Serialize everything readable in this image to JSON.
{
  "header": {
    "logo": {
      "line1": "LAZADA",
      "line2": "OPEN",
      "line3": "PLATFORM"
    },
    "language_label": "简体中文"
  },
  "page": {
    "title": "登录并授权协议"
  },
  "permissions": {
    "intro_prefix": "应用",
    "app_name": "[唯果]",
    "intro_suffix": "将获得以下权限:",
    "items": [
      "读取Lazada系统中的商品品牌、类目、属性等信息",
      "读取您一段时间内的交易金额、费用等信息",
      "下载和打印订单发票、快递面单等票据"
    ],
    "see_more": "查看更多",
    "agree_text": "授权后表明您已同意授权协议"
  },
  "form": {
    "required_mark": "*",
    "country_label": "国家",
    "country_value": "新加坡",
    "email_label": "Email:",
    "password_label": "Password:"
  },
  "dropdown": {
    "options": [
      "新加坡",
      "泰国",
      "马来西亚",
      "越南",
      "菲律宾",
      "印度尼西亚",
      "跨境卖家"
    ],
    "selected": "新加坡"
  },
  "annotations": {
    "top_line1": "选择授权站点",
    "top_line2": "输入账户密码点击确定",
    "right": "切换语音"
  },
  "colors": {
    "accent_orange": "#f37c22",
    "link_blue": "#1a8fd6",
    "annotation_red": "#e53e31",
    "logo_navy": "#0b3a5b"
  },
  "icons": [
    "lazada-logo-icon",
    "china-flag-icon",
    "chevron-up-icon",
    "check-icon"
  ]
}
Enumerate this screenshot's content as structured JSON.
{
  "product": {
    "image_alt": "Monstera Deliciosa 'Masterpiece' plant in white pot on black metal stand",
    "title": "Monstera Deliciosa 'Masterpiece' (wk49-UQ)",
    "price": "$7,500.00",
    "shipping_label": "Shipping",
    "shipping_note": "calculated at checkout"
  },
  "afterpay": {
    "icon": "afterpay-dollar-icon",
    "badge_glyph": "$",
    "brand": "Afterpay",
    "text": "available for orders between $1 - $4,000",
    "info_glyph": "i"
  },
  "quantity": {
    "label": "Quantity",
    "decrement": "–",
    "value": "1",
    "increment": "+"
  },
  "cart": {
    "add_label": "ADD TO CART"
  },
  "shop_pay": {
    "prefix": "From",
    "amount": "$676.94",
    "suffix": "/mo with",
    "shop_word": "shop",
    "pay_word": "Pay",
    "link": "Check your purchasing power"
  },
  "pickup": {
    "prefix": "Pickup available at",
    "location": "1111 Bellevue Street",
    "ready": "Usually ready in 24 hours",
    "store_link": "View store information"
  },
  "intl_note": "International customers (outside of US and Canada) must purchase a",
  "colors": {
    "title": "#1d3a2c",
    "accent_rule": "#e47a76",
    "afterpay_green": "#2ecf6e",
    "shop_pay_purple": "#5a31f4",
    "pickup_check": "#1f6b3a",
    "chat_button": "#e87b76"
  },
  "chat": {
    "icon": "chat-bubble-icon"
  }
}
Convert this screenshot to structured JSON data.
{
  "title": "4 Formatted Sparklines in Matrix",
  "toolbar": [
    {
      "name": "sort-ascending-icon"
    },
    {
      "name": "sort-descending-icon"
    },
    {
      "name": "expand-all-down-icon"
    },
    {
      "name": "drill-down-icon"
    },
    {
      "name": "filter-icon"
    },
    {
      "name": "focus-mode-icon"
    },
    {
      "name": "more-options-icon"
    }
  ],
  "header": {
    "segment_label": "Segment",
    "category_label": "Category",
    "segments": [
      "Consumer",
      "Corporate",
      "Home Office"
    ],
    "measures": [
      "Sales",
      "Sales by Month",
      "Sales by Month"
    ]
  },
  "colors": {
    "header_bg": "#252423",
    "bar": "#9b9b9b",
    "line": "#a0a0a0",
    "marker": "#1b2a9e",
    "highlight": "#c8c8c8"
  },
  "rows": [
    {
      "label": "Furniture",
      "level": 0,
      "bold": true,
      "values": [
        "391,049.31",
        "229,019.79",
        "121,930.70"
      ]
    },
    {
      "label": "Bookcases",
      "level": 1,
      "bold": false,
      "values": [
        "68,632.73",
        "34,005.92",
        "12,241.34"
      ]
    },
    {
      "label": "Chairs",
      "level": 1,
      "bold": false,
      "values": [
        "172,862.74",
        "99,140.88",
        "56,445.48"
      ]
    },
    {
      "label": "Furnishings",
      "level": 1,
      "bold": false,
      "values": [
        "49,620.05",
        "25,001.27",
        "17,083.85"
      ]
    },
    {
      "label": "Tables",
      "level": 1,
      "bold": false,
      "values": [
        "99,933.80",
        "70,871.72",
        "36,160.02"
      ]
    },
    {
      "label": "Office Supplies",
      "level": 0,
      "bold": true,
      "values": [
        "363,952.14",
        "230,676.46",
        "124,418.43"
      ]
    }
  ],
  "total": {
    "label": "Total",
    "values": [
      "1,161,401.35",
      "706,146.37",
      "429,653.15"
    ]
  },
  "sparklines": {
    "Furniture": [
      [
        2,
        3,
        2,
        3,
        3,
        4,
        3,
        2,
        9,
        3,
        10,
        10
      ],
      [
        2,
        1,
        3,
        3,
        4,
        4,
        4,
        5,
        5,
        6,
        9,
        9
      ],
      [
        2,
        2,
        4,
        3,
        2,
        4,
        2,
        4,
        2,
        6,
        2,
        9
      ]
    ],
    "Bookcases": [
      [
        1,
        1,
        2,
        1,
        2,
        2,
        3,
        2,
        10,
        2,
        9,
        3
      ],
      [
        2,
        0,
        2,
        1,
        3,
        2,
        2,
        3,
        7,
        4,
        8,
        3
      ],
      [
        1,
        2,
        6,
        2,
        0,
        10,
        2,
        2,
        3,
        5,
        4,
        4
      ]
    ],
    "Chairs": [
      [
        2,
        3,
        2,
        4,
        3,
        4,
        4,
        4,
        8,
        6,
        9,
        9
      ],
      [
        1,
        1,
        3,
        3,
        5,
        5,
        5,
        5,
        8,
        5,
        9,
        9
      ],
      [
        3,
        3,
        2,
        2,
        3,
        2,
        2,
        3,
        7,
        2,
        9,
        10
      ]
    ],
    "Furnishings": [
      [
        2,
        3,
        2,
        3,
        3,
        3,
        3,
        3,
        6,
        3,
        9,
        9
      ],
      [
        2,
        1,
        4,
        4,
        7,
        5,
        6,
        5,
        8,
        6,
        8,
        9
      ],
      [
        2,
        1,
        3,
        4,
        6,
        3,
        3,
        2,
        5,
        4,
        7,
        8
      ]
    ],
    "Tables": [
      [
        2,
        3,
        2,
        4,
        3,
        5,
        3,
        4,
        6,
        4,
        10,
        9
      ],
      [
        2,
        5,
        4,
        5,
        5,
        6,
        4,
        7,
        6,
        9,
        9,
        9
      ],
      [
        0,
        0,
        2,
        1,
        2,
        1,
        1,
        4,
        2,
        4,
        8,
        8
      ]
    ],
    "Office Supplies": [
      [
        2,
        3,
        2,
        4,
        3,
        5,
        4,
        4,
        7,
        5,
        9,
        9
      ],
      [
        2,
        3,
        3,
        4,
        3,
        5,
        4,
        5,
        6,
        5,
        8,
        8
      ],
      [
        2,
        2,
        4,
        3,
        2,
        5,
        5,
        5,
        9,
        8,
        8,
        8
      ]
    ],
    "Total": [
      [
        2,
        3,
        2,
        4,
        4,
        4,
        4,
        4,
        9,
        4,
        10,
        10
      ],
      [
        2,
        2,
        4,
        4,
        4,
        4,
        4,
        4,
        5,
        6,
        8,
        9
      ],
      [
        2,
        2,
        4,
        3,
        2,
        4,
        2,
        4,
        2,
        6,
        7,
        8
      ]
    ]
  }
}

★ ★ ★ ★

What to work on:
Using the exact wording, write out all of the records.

Task output:
Serialize everything readable in this image to JSON.
{
  "header": {
    "logo": {
      "line1": "LAZADA",
      "line2": "OPEN",
      "line3": "PLATFORM"
    },
    "language_label": "简体中文"
  },
  "page": {
    "title": "登录并授权协议"
  },
  "permissions": {
    "intro_prefix": "应用",
    "app_name": "[唯果]",
    "intro_suffix": "将获得以下权限:",
    "items": [
      "读取Lazada系统中的商品品牌、类目、属性等信息",
      "读取您一段时间内的交易金额、费用等信息",
      "下载和打印订单发票、快递面单等票据"
    ],
    "see_more": "查看更多",
    "agree_text": "授权后表明您已同意授权协议"
  },
  "form": {
    "required_mark": "*",
    "country_label": "国家",
    "country_value": "新加坡",
    "email_label": "Email:",
    "password_label": "Password:"
  },
  "dropdown": {
    "options": [
      "新加坡",
      "泰国",
      "马来西亚",
      "越南",
      "菲律宾",
      "印度尼西亚",
      "跨境卖家"
    ],
    "selected": "新加坡"
  },
  "annotations": {
    "top_line1": "选择授权站点",
    "top_line2": "输入账户密码点击确定",
    "right": "切换语音"
  },
  "colors": {
    "accent_orange": "#f37c22",
    "link_blue": "#1a8fd6",
    "annotation_red": "#e53e31",
    "logo_navy": "#0b3a5b"
  },
  "icons": [
    "lazada-logo-icon",
    "china-flag-icon",
    "chevron-up-icon",
    "check-icon"
  ]
}
Enumerate this screenshot's content as structured JSON.
{
  "product": {
    "image_alt": "Monstera Deliciosa 'Masterpiece' plant in white pot on black metal stand",
    "title": "Monstera Deliciosa 'Masterpiece' (wk49-UQ)",
    "price": "$7,500.00",
    "shipping_label": "Shipping",
    "shipping_note": "calculated at checkout"
  },
  "afterpay": {
    "icon": "afterpay-dollar-icon",
    "badge_glyph": "$",
    "brand": "Afterpay",
    "text": "available for orders between $1 - $4,000",
    "info_glyph": "i"
  },
  "quantity": {
    "label": "Quantity",
    "decrement": "–",
    "value": "1",
    "increment": "+"
  },
  "cart": {
    "add_label": "ADD TO CART"
  },
  "shop_pay": {
    "prefix": "From",
    "amount": "$676.94",
    "suffix": "/mo with",
    "shop_word": "shop",
    "pay_word": "Pay",
    "link": "Check your purchasing power"
  },
  "pickup": {
    "prefix": "Pickup available at",
    "location": "1111 Bellevue Street",
    "ready": "Usually ready in 24 hours",
    "store_link": "View store information"
  },
  "intl_note": "International customers (outside of US and Canada) must purchase a",
  "colors": {
    "title": "#1d3a2c",
    "accent_rule": "#e47a76",
    "afterpay_green": "#2ecf6e",
    "shop_pay_purple": "#5a31f4",
    "pickup_check": "#1f6b3a",
    "chat_button": "#e87b76"
  },
  "chat": {
    "icon": "chat-bubble-icon"
  }
}
Convert this screenshot to structured JSON data.
{
  "title": "4 Formatted Sparklines in Matrix",
  "toolbar": [
    {
      "name": "sort-ascending-icon"
    },
    {
      "name": "sort-descending-icon"
    },
    {
      "name": "expand-all-down-icon"
    },
    {
      "name": "drill-down-icon"
    },
    {
      "name": "filter-icon"
    },
    {
      "name": "focus-mode-icon"
    },
    {
      "name": "more-options-icon"
    }
  ],
  "header": {
    "segment_label": "Segment",
    "category_label": "Category",
    "segments": [
      "Consumer",
      "Corporate",
      "Home Office"
    ],
    "measures": [
      "Sales",
      "Sales by Month",
      "Sales by Month"
    ]
  },
  "colors": {
    "header_bg": "#252423",
    "bar": "#9b9b9b",
    "line": "#a0a0a0",
    "marker": "#1b2a9e",
    "highlight": "#c8c8c8"
  },
  "rows": [
    {
      "label": "Furniture",
      "level": 0,
      "bold": true,
      "values": [
        "391,049.31",
        "229,019.79",
        "121,930.70"
      ]
    },
    {
      "label": "Bookcases",
      "level": 1,
      "bold": false,
      "values": [
        "68,632.73",
        "34,005.92",
        "12,241.34"
      ]
    },
    {
      "label": "Chairs",
      "level": 1,
      "bold": false,
      "values": [
        "172,862.74",
        "99,140.88",
        "56,445.48"
      ]
    },
    {
      "label": "Furnishings",
      "level": 1,
      "bold": false,
      "values": [
        "49,620.05",
        "25,001.27",
        "17,083.85"
      ]
    },
    {
      "label": "Tables",
      "level": 1,
      "bold": false,
      "values": [
        "99,933.80",
        "70,871.72",
        "36,160.02"
      ]
    },
    {
      "label": "Office Supplies",
      "level": 0,
      "bold": true,
      "values": [
        "363,952.14",
        "230,676.46",
        "124,418.43"
      ]
    }
  ],
  "total": {
    "label": "Total",
    "values": [
      "1,161,401.35",
      "706,146.37",
      "429,653.15"
    ]
  },
  "sparklines": {
    "Furniture": [
      [
        2,
        3,
        2,
        3,
        3,
        4,
        3,
        2,
        9,
        3,
        10,
        10
      ],
      [
        2,
        1,
        3,
        3,
        4,
        4,
        4,
        5,
        5,
        6,
        9,
        9
      ],
      [
        2,
        2,
        4,
        3,
        2,
        4,
        2,
        4,
        2,
        6,
        2,
        9
      ]
    ],
    "Bookcases": [
      [
        1,
        1,
        2,
        1,
        2,
        2,
        3,
        2,
        10,
        2,
        9,
        3
      ],
      [
        2,
        0,
        2,
        1,
        3,
        2,
        2,
        3,
        7,
        4,
        8,
        3
      ],
      [
        1,
        2,
        6,
        2,
        0,
        10,
        2,
        2,
        3,
        5,
        4,
        4
      ]
    ],
    "Chairs": [
      [
        2,
        3,
        2,
        4,
        3,
        4,
        4,
        4,
        8,
        6,
        9,
        9
      ],
      [
        1,
        1,
        3,
        3,
        5,
        5,
        5,
        5,
        8,
        5,
        9,
        9
      ],
      [
        3,
        3,
        2,
        2,
        3,
        2,
        2,
        3,
        7,
        2,
        9,
        10
      ]
    ],
    "Furnishings": [
      [
        2,
        3,
        2,
        3,
        3,
        3,
        3,
        3,
        6,
        3,
        9,
        9
      ],
      [
        2,
        1,
        4,
        4,
        7,
        5,
        6,
        5,
        8,
        6,
        8,
        9
      ],
      [
        2,
        1,
        3,
        4,
        6,
        3,
        3,
        2,
        5,
        4,
        7,
        8
      ]
    ],
    "Tables": [
      [
        2,
        3,
        2,
        4,
        3,
        5,
        3,
        4,
        6,
        4,
        10,
        9
      ],
      [
        2,
        5,
        4,
        5,
        5,
        6,
        4,
        7,
        6,
        9,
        9,
        9
      ],
      [
        0,
        0,
        2,
        1,
        2,
        1,
        1,
        4,
        2,
        4,
        8,
        8
      ]
    ],
    "Office Supplies": [
      [
        2,
        3,
        2,
        4,
        3,
        5,
        4,
        4,
        7,
        5,
        9,
        9
      ],
      [
        2,
        3,
        3,
        4,
        3,
        5,
        4,
        5,
        6,
        5,
        8,
        8
      ],
      [
        2,
        2,
        4,
        3,
        2,
        5,
        5,
        5,
        9,
        8,
        8,
        8
      ]
    ],
    "Total": [
      [
        2,
        3,
        2,
        4,
        4,
        4,
        4,
        4,
        9,
        4,
        10,
        10
      ],
      [
        2,
        2,
        4,
        4,
        4,
        4,
        4,
        4,
        5,
        6,
        8,
        9
      ],
      [
        2,
        2,
        4,
        3,
        2,
        4,
        2,
        4,
        2,
        6,
        7,
        8
      ]
    ]
  }
}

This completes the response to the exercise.